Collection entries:
--- START ---

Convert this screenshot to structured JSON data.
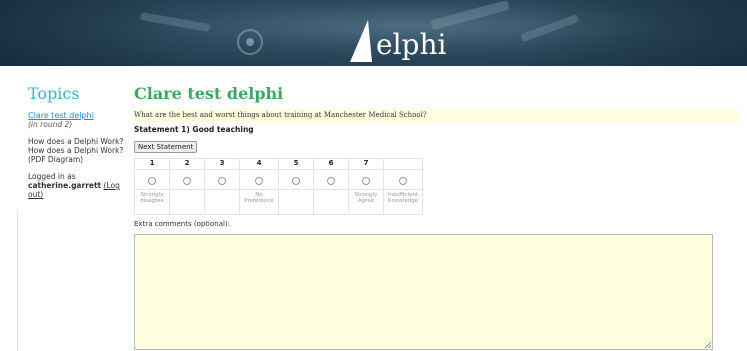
{
  "banner": {
    "logo_text": "elphi"
  },
  "sidebar": {
    "title": "Topics",
    "items": [
      {
        "label": "Clare test delphi",
        "note": "(in round 2)"
      },
      {
        "label": "How does a Delphi Work?"
      },
      {
        "label": "How does a Delphi Work? (PDF Diagram)"
      }
    ],
    "login": {
      "prefix": "Logged in as",
      "user": "catherine.garrett",
      "logout": "(Log out)"
    }
  },
  "main": {
    "title": "Clare test delphi",
    "question": "What are the best and worst things about training at Manchester Medical School?",
    "statement": "Statement 1) Good teaching",
    "next_button": "Next Statement",
    "scale": {
      "numbers": [
        "1",
        "2",
        "3",
        "4",
        "5",
        "6",
        "7",
        ""
      ],
      "labels": [
        "Strongly disagree",
        "",
        "",
        "No Preference",
        "",
        "",
        "Strongly Agree",
        "Insufficient Knowledge"
      ]
    },
    "extra_label": "Extra comments (optional):",
    "comments_value": ""
  },
  "colors": {
    "topics_heading": "#3ab0d0",
    "main_heading": "#3aa860",
    "highlight": "#ffffe0",
    "banner": "#2c4a5e"
  }
}
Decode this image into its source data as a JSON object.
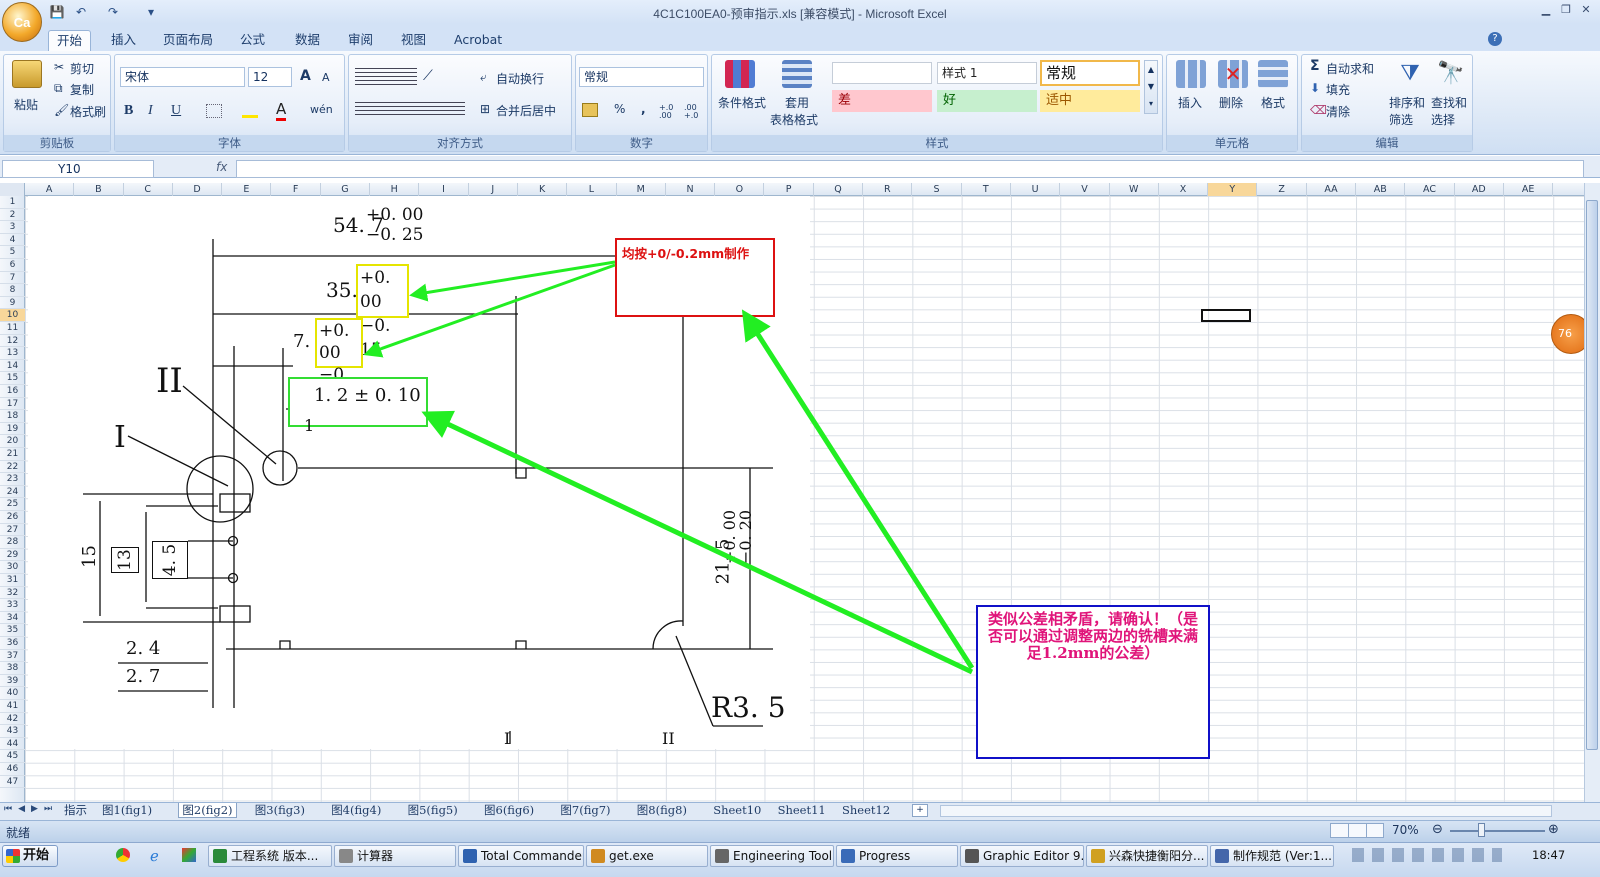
{
  "window": {
    "title": "4C1C100EA0-预审指示.xls  [兼容模式] - Microsoft Excel",
    "office_button": "Ca"
  },
  "quick_access": {
    "save": "💾",
    "undo": "↶",
    "redo": "↷",
    "more": "▾"
  },
  "tabs": [
    "开始",
    "插入",
    "页面布局",
    "公式",
    "数据",
    "审阅",
    "视图",
    "Acrobat"
  ],
  "ribbon": {
    "clipboard": {
      "label": "剪贴板",
      "paste": "粘贴",
      "cut": "剪切",
      "copy": "复制",
      "format_painter": "格式刷"
    },
    "font": {
      "label": "字体",
      "font_name": "宋体",
      "font_size": "12",
      "grow": "A",
      "shrink": "A",
      "bold": "B",
      "italic": "I",
      "underline": "U",
      "phonetic": "wén"
    },
    "alignment": {
      "label": "对齐方式",
      "wrap": "自动换行",
      "merge": "合并后居中"
    },
    "number": {
      "label": "数字",
      "format": "常规",
      "percent": "%",
      "comma": ",",
      "inc": "+.0 .00",
      "dec": ".00 +.0"
    },
    "styles": {
      "label": "样式",
      "conditional": "条件格式",
      "table_format_1": "套用",
      "table_format_2": "表格格式",
      "style1": "样式 1",
      "normal": "常规",
      "bad": "差",
      "good": "好",
      "neutral": "适中"
    },
    "cells": {
      "label": "单元格",
      "insert": "插入",
      "delete": "删除",
      "format": "格式"
    },
    "editing": {
      "label": "编辑",
      "autosum": "自动求和",
      "fill": "填充",
      "clear": "清除",
      "sort_1": "排序和",
      "sort_2": "筛选",
      "find_1": "查找和",
      "find_2": "选择"
    }
  },
  "formula_bar": {
    "name_box": "Y10",
    "fx": "fx",
    "content": ""
  },
  "columns": [
    "A",
    "B",
    "C",
    "D",
    "E",
    "F",
    "G",
    "H",
    "I",
    "J",
    "K",
    "L",
    "M",
    "N",
    "O",
    "P",
    "Q",
    "R",
    "S",
    "T",
    "U",
    "V",
    "W",
    "X",
    "Y",
    "Z",
    "AA",
    "AB",
    "AC",
    "AD",
    "AE"
  ],
  "selected_column": "Y",
  "rows": 47,
  "selected_row": 10,
  "drawing": {
    "d1_main": "54. 7",
    "d1_tol_top": "+0. 00",
    "d1_tol_bot": "−0. 25",
    "d2_main": "35. 4",
    "d2_tol_top": "+0. 00",
    "d2_tol_bot": "−0. 15",
    "d3_main": "7. 9",
    "d3_tol_top": "+0. 00",
    "d3_tol_bot": "−0. 15",
    "d4": "1. 2 ± 0. 10",
    "d5": "1",
    "label_II": "II",
    "label_I": "I",
    "d15": "15",
    "d13": "13",
    "d45": "4. 5",
    "d24": "2. 4",
    "d27": "2. 7",
    "d_right": "21. 5",
    "d_right_tol_top": "+0. 00",
    "d_right_tol_bot": "−0. 20",
    "r35": "R3. 5",
    "bottom_I": "I",
    "bottom_II": "II"
  },
  "notes": {
    "red_box": "均按+0/-0.2mm制作",
    "blue_box": "类似公差相矛盾，请确认！（是否可以通过调整两边的铣槽来满足1.2mm的公差）"
  },
  "side_badge": "76",
  "sheet_tabs": [
    "指示",
    "图1(fig1)",
    "图2(fig2)",
    "图3(fig3)",
    "图4(fig4)",
    "图5(fig5)",
    "图6(fig6)",
    "图7(fig7)",
    "图8(fig8)",
    "Sheet10",
    "Sheet11",
    "Sheet12"
  ],
  "active_sheet": "图2(fig2)",
  "status": {
    "ready": "就绪",
    "zoom": "70%"
  },
  "taskbar": {
    "start": "开始",
    "items": [
      "工程系统  版本...",
      "计算器",
      "Total Commander...",
      "get.exe",
      "Engineering Toolki...",
      "Progress",
      "Graphic Editor 9.0...",
      "兴森快捷衡阳分...",
      "制作规范 (Ver:1...."
    ],
    "clock": "18:47"
  },
  "colors": {
    "accent_green": "#22ee22",
    "note_red": "#dd1111",
    "note_blue": "#1010c8",
    "highlight_yellow": "#e6e600"
  }
}
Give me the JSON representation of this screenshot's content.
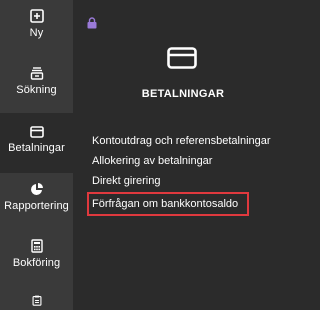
{
  "rail": {
    "items": [
      {
        "label": "Ny",
        "icon": "plus-square-icon"
      },
      {
        "label": "Sökning",
        "icon": "stack-search-icon"
      },
      {
        "label": "Betalningar",
        "icon": "card-icon",
        "active": true
      },
      {
        "label": "Rapportering",
        "icon": "pie-chart-icon"
      },
      {
        "label": "Bokföring",
        "icon": "calculator-icon"
      },
      {
        "label": "",
        "icon": "clipboard-icon"
      }
    ]
  },
  "panel": {
    "title": "BETALNINGAR",
    "items": [
      {
        "label": "Kontoutdrag och referensbetalningar"
      },
      {
        "label": "Allokering av betalningar"
      },
      {
        "label": "Direkt girering"
      },
      {
        "label": "Förfrågan om bankkontosaldo",
        "highlighted": true
      }
    ]
  },
  "colors": {
    "rail_bg": "#3a3a3a",
    "panel_bg": "#2b2b2b",
    "lock": "#9a7ad8",
    "highlight": "#e0393e"
  }
}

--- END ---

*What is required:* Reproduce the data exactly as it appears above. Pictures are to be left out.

*Task result:*
Convert this screenshot to structured JSON data.
{
  "banner": {
    "logo_text": "elphi"
  },
  "sidebar": {
    "title": "Topics",
    "items": [
      {
        "label": "Clare test delphi",
        "note": "(in round 2)"
      },
      {
        "label": "How does a Delphi Work?"
      },
      {
        "label": "How does a Delphi Work? (PDF Diagram)"
      }
    ],
    "login": {
      "prefix": "Logged in as",
      "user": "catherine.garrett",
      "logout": "(Log out)"
    }
  },
  "main": {
    "title": "Clare test delphi",
    "question": "What are the best and worst things about training at Manchester Medical School?",
    "statement": "Statement 1) Good teaching",
    "next_button": "Next Statement",
    "scale": {
      "numbers": [
        "1",
        "2",
        "3",
        "4",
        "5",
        "6",
        "7",
        ""
      ],
      "labels": [
        "Strongly disagree",
        "",
        "",
        "No Preference",
        "",
        "",
        "Strongly Agree",
        "Insufficient Knowledge"
      ]
    },
    "extra_label": "Extra comments (optional):",
    "comments_value": ""
  },
  "colors": {
    "topics_heading": "#3ab0d0",
    "main_heading": "#3aa860",
    "highlight": "#ffffe0",
    "banner": "#2c4a5e"
  }
}
Decode this image into its source data as a JSON object.
{
  "window": {
    "title": "4C1C100EA0-预审指示.xls  [兼容模式] - Microsoft Excel",
    "office_button": "Ca"
  },
  "quick_access": {
    "save": "💾",
    "undo": "↶",
    "redo": "↷",
    "more": "▾"
  },
  "tabs": [
    "开始",
    "插入",
    "页面布局",
    "公式",
    "数据",
    "审阅",
    "视图",
    "Acrobat"
  ],
  "ribbon": {
    "clipboard": {
      "label": "剪贴板",
      "paste": "粘贴",
      "cut": "剪切",
      "copy": "复制",
      "format_painter": "格式刷"
    },
    "font": {
      "label": "字体",
      "font_name": "宋体",
      "font_size": "12",
      "grow": "A",
      "shrink": "A",
      "bold": "B",
      "italic": "I",
      "underline": "U",
      "phonetic": "wén"
    },
    "alignment": {
      "label": "对齐方式",
      "wrap": "自动换行",
      "merge": "合并后居中"
    },
    "number": {
      "label": "数字",
      "format": "常规",
      "percent": "%",
      "comma": ",",
      "inc": "+.0 .00",
      "dec": ".00 +.0"
    },
    "styles": {
      "label": "样式",
      "conditional": "条件格式",
      "table_format_1": "套用",
      "table_format_2": "表格格式",
      "style1": "样式 1",
      "normal": "常规",
      "bad": "差",
      "good": "好",
      "neutral": "适中"
    },
    "cells": {
      "label": "单元格",
      "insert": "插入",
      "delete": "删除",
      "format": "格式"
    },
    "editing": {
      "label": "编辑",
      "autosum": "自动求和",
      "fill": "填充",
      "clear": "清除",
      "sort_1": "排序和",
      "sort_2": "筛选",
      "find_1": "查找和",
      "find_2": "选择"
    }
  },
  "formula_bar": {
    "name_box": "Y10",
    "fx": "fx",
    "content": ""
  },
  "columns": [
    "A",
    "B",
    "C",
    "D",
    "E",
    "F",
    "G",
    "H",
    "I",
    "J",
    "K",
    "L",
    "M",
    "N",
    "O",
    "P",
    "Q",
    "R",
    "S",
    "T",
    "U",
    "V",
    "W",
    "X",
    "Y",
    "Z",
    "AA",
    "AB",
    "AC",
    "AD",
    "AE"
  ],
  "selected_column": "Y",
  "rows": 47,
  "selected_row": 10,
  "drawing": {
    "d1_main": "54. 7",
    "d1_tol_top": "+0. 00",
    "d1_tol_bot": "−0. 25",
    "d2_main": "35. 4",
    "d2_tol_top": "+0. 00",
    "d2_tol_bot": "−0. 15",
    "d3_main": "7. 9",
    "d3_tol_top": "+0. 00",
    "d3_tol_bot": "−0. 15",
    "d4": "1. 2 ± 0. 10",
    "d5": "1",
    "label_II": "II",
    "label_I": "I",
    "d15": "15",
    "d13": "13",
    "d45": "4. 5",
    "d24": "2. 4",
    "d27": "2. 7",
    "d_right": "21. 5",
    "d_right_tol_top": "+0. 00",
    "d_right_tol_bot": "−0. 20",
    "r35": "R3. 5",
    "bottom_I": "I",
    "bottom_II": "II"
  },
  "notes": {
    "red_box": "均按+0/-0.2mm制作",
    "blue_box": "类似公差相矛盾，请确认！（是否可以通过调整两边的铣槽来满足1.2mm的公差）"
  },
  "side_badge": "76",
  "sheet_tabs": [
    "指示",
    "图1(fig1)",
    "图2(fig2)",
    "图3(fig3)",
    "图4(fig4)",
    "图5(fig5)",
    "图6(fig6)",
    "图7(fig7)",
    "图8(fig8)",
    "Sheet10",
    "Sheet11",
    "Sheet12"
  ],
  "active_sheet": "图2(fig2)",
  "status": {
    "ready": "就绪",
    "zoom": "70%"
  },
  "taskbar": {
    "start": "开始",
    "items": [
      "工程系统  版本...",
      "计算器",
      "Total Commander...",
      "get.exe",
      "Engineering Toolki...",
      "Progress",
      "Graphic Editor 9.0...",
      "兴森快捷衡阳分...",
      "制作规范 (Ver:1...."
    ],
    "clock": "18:47"
  },
  "colors": {
    "accent_green": "#22ee22",
    "note_red": "#dd1111",
    "note_blue": "#1010c8",
    "highlight_yellow": "#e6e600"
  }
}
Give me the JSON representation of this screenshot's content.
{
  "rail": {
    "items": [
      {
        "label": "Ny",
        "icon": "plus-square-icon"
      },
      {
        "label": "Sökning",
        "icon": "stack-search-icon"
      },
      {
        "label": "Betalningar",
        "icon": "card-icon",
        "active": true
      },
      {
        "label": "Rapportering",
        "icon": "pie-chart-icon"
      },
      {
        "label": "Bokföring",
        "icon": "calculator-icon"
      },
      {
        "label": "",
        "icon": "clipboard-icon"
      }
    ]
  },
  "panel": {
    "title": "BETALNINGAR",
    "items": [
      {
        "label": "Kontoutdrag och referensbetalningar"
      },
      {
        "label": "Allokering av betalningar"
      },
      {
        "label": "Direkt girering"
      },
      {
        "label": "Förfrågan om bankkontosaldo",
        "highlighted": true
      }
    ]
  },
  "colors": {
    "rail_bg": "#3a3a3a",
    "panel_bg": "#2b2b2b",
    "lock": "#9a7ad8",
    "highlight": "#e0393e"
  }
}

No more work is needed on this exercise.